> **Aim of the exercise**
With the pictures left out, every record must be reproduced exactly.

══ Data for this exercise

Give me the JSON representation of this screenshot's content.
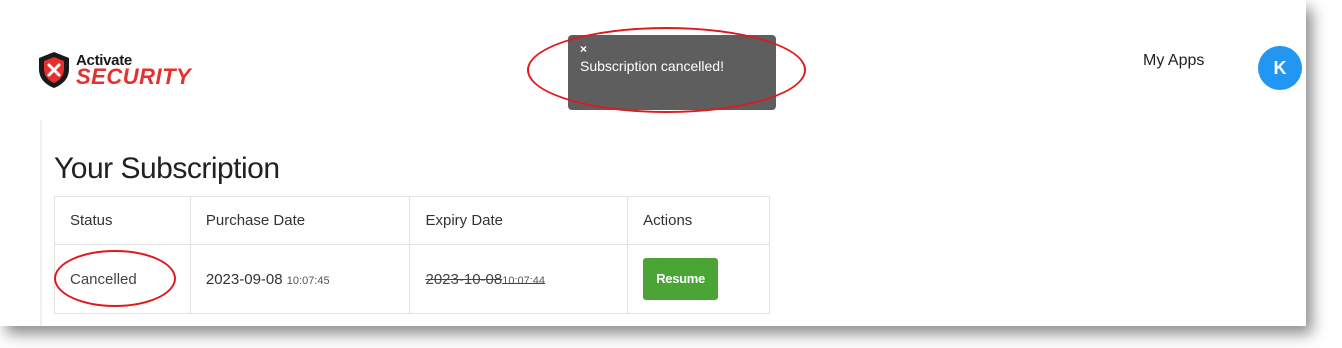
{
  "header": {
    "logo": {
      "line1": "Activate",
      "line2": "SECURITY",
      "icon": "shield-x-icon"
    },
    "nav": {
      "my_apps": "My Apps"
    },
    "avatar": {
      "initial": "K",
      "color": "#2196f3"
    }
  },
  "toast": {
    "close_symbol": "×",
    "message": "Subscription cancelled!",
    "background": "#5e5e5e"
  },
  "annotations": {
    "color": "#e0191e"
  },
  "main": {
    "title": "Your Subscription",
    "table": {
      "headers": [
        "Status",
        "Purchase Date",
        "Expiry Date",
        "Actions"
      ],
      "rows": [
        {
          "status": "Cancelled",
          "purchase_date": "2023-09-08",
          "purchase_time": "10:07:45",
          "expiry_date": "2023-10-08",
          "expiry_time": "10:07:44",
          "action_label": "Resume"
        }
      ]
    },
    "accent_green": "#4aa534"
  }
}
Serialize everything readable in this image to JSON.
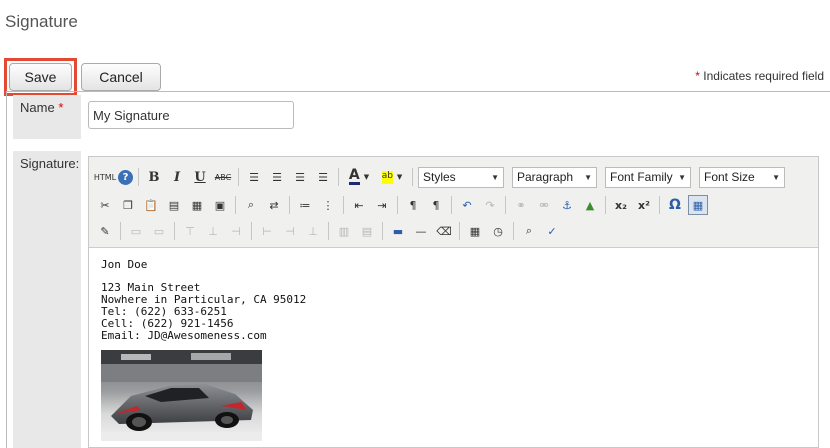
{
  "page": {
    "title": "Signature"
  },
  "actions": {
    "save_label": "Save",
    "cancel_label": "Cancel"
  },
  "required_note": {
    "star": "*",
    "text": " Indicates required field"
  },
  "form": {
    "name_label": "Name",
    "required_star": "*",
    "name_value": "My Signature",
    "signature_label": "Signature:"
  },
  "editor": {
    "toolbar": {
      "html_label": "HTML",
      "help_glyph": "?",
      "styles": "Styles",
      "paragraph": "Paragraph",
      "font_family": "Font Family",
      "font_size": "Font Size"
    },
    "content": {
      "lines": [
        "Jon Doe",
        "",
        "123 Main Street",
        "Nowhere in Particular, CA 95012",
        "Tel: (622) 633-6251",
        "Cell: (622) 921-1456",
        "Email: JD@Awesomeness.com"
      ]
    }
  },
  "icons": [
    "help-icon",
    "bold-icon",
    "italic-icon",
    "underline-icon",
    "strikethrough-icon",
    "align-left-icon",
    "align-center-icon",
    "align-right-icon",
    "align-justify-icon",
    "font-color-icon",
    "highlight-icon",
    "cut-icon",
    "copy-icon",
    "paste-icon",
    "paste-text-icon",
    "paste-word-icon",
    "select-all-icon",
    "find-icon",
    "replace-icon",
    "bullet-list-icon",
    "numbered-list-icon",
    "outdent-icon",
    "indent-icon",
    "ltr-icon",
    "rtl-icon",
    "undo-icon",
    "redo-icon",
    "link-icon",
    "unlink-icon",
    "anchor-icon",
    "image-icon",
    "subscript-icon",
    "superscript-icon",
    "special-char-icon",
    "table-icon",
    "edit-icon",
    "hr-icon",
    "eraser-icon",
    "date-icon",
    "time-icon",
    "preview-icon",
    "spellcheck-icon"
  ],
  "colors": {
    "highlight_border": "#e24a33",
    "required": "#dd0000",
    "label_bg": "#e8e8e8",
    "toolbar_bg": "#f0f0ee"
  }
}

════

> **Task output**
Give me the JSON representation of this screenshot's content.
{
  "header": {
    "logo": {
      "line1": "Activate",
      "line2": "SECURITY",
      "icon": "shield-x-icon"
    },
    "nav": {
      "my_apps": "My Apps"
    },
    "avatar": {
      "initial": "K",
      "color": "#2196f3"
    }
  },
  "toast": {
    "close_symbol": "×",
    "message": "Subscription cancelled!",
    "background": "#5e5e5e"
  },
  "annotations": {
    "color": "#e0191e"
  },
  "main": {
    "title": "Your Subscription",
    "table": {
      "headers": [
        "Status",
        "Purchase Date",
        "Expiry Date",
        "Actions"
      ],
      "rows": [
        {
          "status": "Cancelled",
          "purchase_date": "2023-09-08",
          "purchase_time": "10:07:45",
          "expiry_date": "2023-10-08",
          "expiry_time": "10:07:44",
          "action_label": "Resume"
        }
      ]
    },
    "accent_green": "#4aa534"
  }
}
Serialize everything readable in this image to JSON.
{
  "page": {
    "title": "Signature"
  },
  "actions": {
    "save_label": "Save",
    "cancel_label": "Cancel"
  },
  "required_note": {
    "star": "*",
    "text": " Indicates required field"
  },
  "form": {
    "name_label": "Name",
    "required_star": "*",
    "name_value": "My Signature",
    "signature_label": "Signature:"
  },
  "editor": {
    "toolbar": {
      "html_label": "HTML",
      "help_glyph": "?",
      "styles": "Styles",
      "paragraph": "Paragraph",
      "font_family": "Font Family",
      "font_size": "Font Size"
    },
    "content": {
      "lines": [
        "Jon Doe",
        "",
        "123 Main Street",
        "Nowhere in Particular, CA 95012",
        "Tel: (622) 633-6251",
        "Cell: (622) 921-1456",
        "Email: JD@Awesomeness.com"
      ]
    }
  },
  "icons": [
    "help-icon",
    "bold-icon",
    "italic-icon",
    "underline-icon",
    "strikethrough-icon",
    "align-left-icon",
    "align-center-icon",
    "align-right-icon",
    "align-justify-icon",
    "font-color-icon",
    "highlight-icon",
    "cut-icon",
    "copy-icon",
    "paste-icon",
    "paste-text-icon",
    "paste-word-icon",
    "select-all-icon",
    "find-icon",
    "replace-icon",
    "bullet-list-icon",
    "numbered-list-icon",
    "outdent-icon",
    "indent-icon",
    "ltr-icon",
    "rtl-icon",
    "undo-icon",
    "redo-icon",
    "link-icon",
    "unlink-icon",
    "anchor-icon",
    "image-icon",
    "subscript-icon",
    "superscript-icon",
    "special-char-icon",
    "table-icon",
    "edit-icon",
    "hr-icon",
    "eraser-icon",
    "date-icon",
    "time-icon",
    "preview-icon",
    "spellcheck-icon"
  ],
  "colors": {
    "highlight_border": "#e24a33",
    "required": "#dd0000",
    "label_bg": "#e8e8e8",
    "toolbar_bg": "#f0f0ee"
  }
}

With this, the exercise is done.